> **What the task asks**
How many of the lines below have "台派GOGO台北" in them? Say the number and nothing more.

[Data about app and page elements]
^^^^^^^^

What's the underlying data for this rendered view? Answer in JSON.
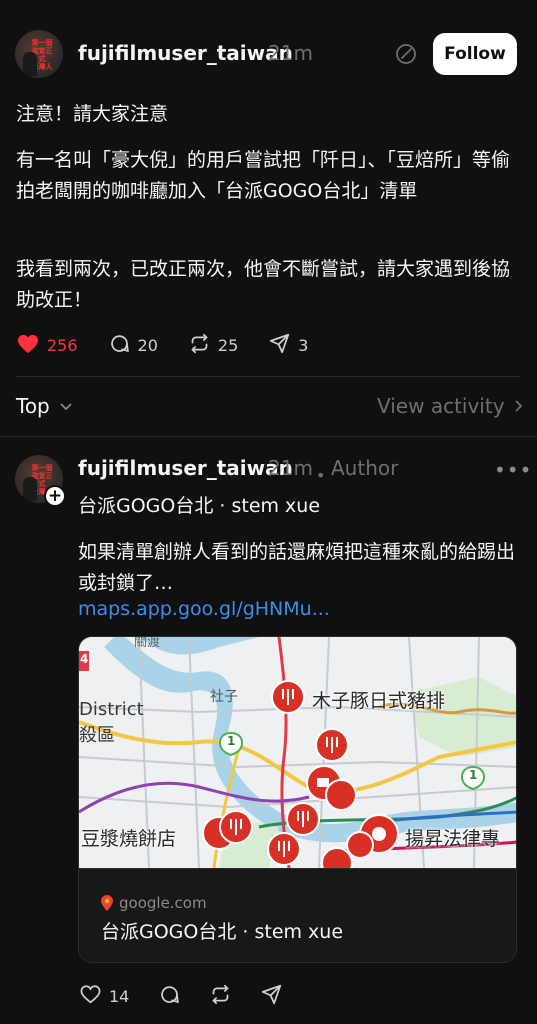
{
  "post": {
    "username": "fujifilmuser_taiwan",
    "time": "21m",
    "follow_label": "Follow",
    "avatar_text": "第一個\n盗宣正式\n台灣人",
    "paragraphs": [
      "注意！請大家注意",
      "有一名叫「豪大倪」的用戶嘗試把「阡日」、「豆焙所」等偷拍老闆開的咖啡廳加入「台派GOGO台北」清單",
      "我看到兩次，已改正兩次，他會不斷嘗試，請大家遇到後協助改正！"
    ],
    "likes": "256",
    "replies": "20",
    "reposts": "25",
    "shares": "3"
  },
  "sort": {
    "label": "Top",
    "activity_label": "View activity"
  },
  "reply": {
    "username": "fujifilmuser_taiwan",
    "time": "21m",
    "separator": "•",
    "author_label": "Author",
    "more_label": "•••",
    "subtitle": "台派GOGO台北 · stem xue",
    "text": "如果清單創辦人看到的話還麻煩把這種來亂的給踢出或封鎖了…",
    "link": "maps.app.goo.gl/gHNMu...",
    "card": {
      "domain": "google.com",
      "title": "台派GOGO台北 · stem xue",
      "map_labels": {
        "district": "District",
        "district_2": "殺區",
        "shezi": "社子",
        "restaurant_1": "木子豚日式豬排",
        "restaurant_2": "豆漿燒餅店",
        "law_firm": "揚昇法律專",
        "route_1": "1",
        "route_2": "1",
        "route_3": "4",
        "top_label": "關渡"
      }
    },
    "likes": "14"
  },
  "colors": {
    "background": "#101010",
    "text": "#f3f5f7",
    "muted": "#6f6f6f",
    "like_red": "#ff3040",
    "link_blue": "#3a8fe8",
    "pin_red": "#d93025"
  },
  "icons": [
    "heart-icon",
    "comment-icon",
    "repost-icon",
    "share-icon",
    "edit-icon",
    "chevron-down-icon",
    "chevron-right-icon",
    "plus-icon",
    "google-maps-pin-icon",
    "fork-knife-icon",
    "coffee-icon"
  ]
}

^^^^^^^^

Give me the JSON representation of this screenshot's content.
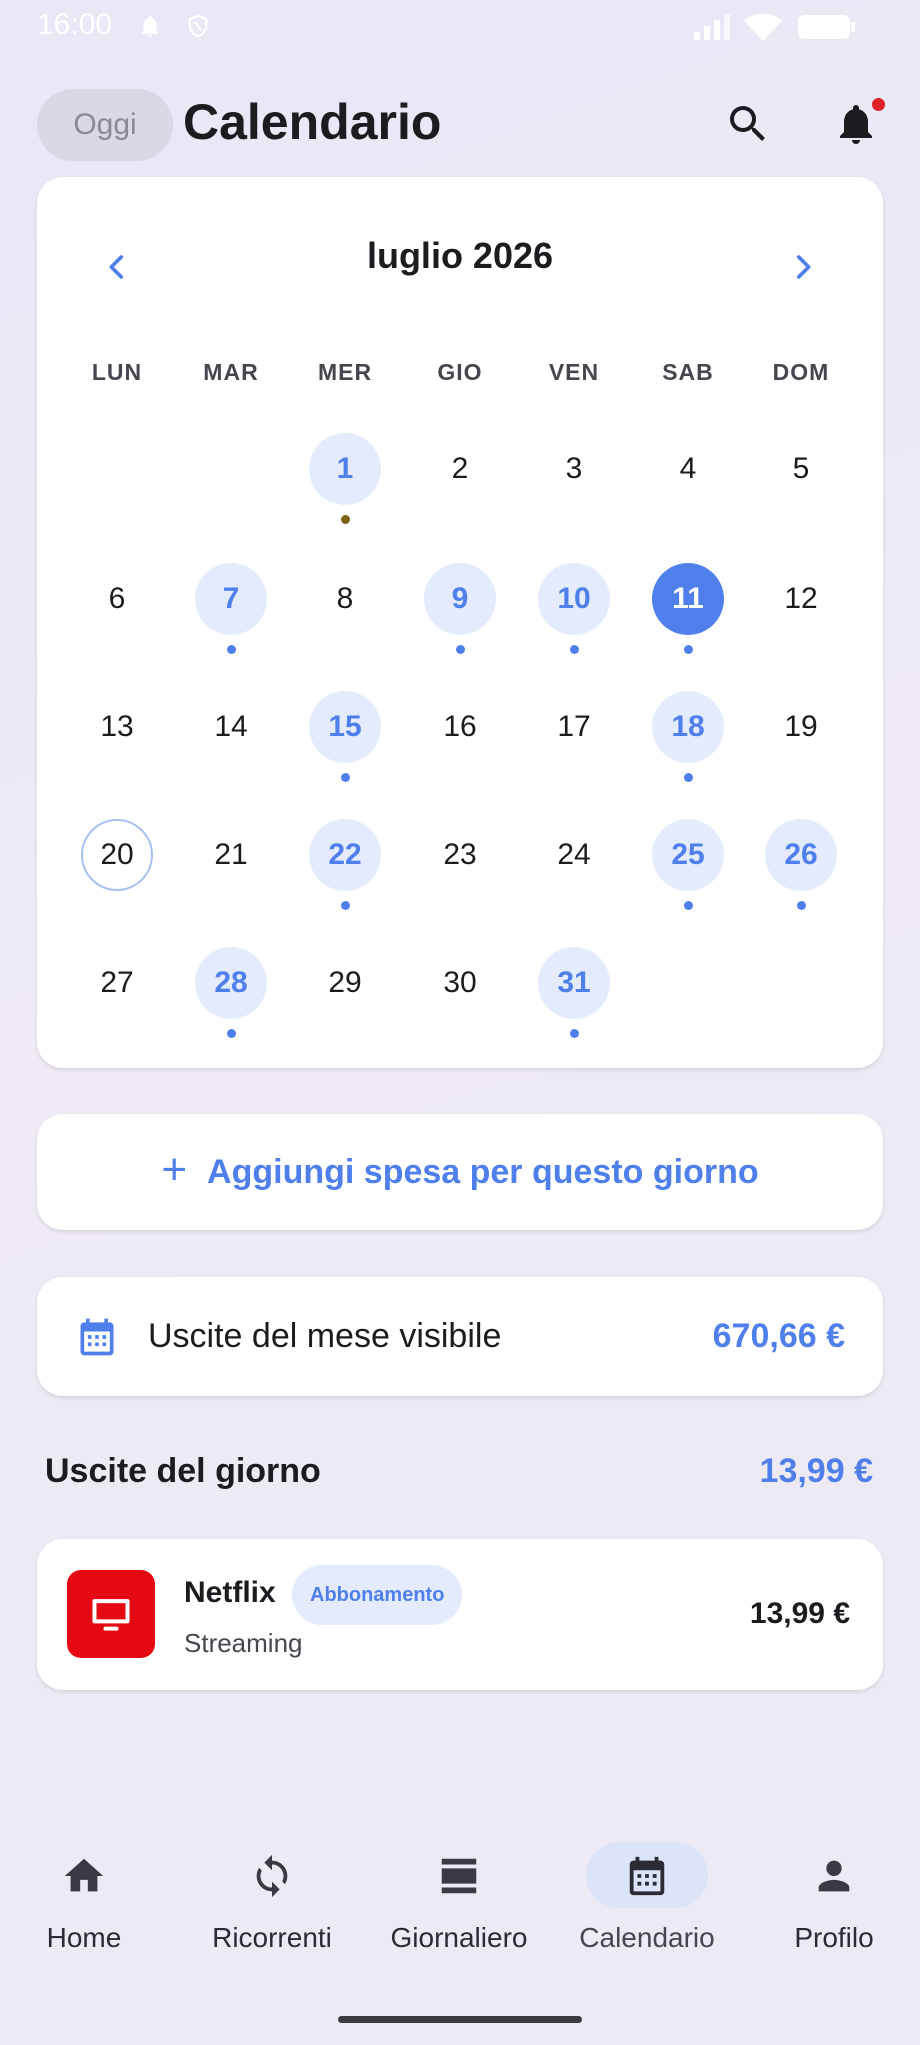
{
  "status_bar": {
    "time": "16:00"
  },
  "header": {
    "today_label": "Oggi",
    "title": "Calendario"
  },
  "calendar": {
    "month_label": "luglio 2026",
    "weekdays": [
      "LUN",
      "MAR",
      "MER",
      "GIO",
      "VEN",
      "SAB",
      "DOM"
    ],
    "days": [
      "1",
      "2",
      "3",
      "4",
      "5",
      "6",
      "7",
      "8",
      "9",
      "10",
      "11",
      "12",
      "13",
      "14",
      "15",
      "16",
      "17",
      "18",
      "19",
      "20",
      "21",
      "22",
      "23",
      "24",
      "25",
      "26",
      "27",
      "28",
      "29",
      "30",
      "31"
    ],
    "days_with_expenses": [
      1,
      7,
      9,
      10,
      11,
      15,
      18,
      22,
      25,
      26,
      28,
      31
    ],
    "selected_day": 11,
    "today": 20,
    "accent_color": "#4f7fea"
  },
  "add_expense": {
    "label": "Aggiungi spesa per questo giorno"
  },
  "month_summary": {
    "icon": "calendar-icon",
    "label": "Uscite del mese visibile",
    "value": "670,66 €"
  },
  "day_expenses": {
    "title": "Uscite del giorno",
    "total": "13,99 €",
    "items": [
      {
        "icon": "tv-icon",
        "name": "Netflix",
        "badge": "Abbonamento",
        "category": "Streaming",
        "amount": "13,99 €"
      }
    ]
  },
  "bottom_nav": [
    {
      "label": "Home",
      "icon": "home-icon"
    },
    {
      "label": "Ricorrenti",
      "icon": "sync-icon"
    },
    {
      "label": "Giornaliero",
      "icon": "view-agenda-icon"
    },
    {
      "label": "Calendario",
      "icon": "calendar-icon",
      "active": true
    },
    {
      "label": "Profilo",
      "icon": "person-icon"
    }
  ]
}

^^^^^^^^

> **Written solution**
3